The tribe exchanges gunfire with enemy gangs, escapes cults and militias, braves the wilds of the subway and Central Park...and discovers truths they could never have imagined.
The Young World was an okay read for me. It isn't the most original concept (the Gone series, The Tribe show), but was the first time I had read it. In the two years since the Sickness killed the adults and young children, Jefferson's group has established a sort of society around New York's Washington Square Park. Many things are missing from the life they knew, but they have things pretty well figured. Things work.
Which isn't to say there isn't danger. From the trips outside to find food and supplies, the other 'tribes' that aren't as peaceful, even regular injury and illness now that the adults (and thus doctors) are dead, everyday holds multiple threats.
So, when there's the possibility of discovering more about the Sickness, even maybe ending it, Jefferson knows they have to go. Have to try.
Along with Donna (named for singer Madonna) and a few others from their group, Jeff sets out for a mission more perilous than he imagined.
I enjoyed the beginning setup where we learned about the Washington Square group and how they operate their little 'society.' That part of the story seemed very well imagined and thought through. I was also excited for them to leave, so we could see what was happening in the rest of the city. It was interesting to see how differently those in other areas fared. Based either on individuals' actions or perhaps on the life they had Before.

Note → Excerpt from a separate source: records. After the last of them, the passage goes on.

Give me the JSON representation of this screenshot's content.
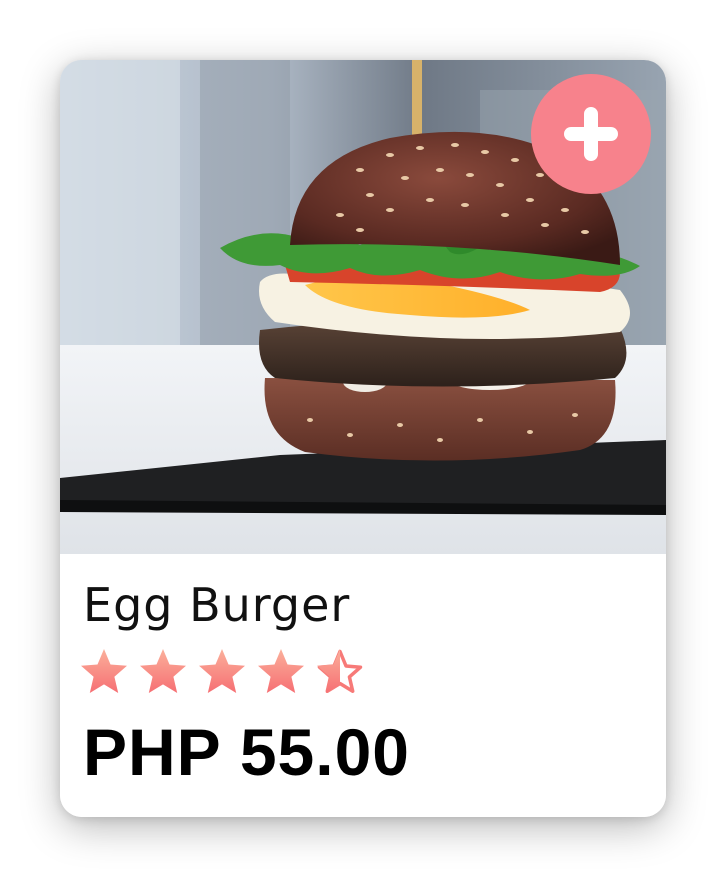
{
  "product": {
    "name": "Egg Burger",
    "price": "PHP 55.00",
    "rating": 4.5,
    "rating_max": 5,
    "image_icon": "burger-photo"
  },
  "actions": {
    "add_icon": "plus-icon"
  },
  "colors": {
    "accent": "#f7828c",
    "star_top": "#fbb09b",
    "star_bottom": "#f66f73",
    "text": "#111111"
  }
}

I did wish there had been more of an explanation on how things had gotten to the point they were at, in only two years. With one group, we receive more of an in depth explanation - that makes sense - than with anyone else, even those in Washington Square. Maybe I was just too curious. It would be find in a movie to just see the state of each tribe, but in a novel I wondered 'why' or 'how,' I suppose.
For the most part, I really liked the characters. Jefferson is a fun character, who - though he doesn't seem sure he wants it - is a natural leader. He has a story, hs past, what's happened to him since the Sickness that is really creative and great background for his character. Brainbox, Peter and some of the other secondary characters were also great additions to the novel. They were different from each other and I liked seeing how they fit into this new world while still being able to see how they fit into (or didn't fit into) the old world.
The romance parts of this novel didn't work for me. The characters started to feel like different people (Donna especially) when it came into play and there just wasn't enough chemistry.
When that was paired with the cruelty to animals (yes, they kill people but the parts with animals seemed more in depth, more described), the lack of much demonstration of the Sickness, something so much a part of their world, and the ending, it really was just an okay read. The ending seems to just happen. There are several parts that seem to come out of nowhere and it is definitely a cliffhanger.
Some aspects of the story - the action, the different groups - seem they would have worked better on screen than in print. There is just enough intrigue in the ending that I will, likely, give the second book a chance.
thank you to LBYR and NetGalley for my egalley for review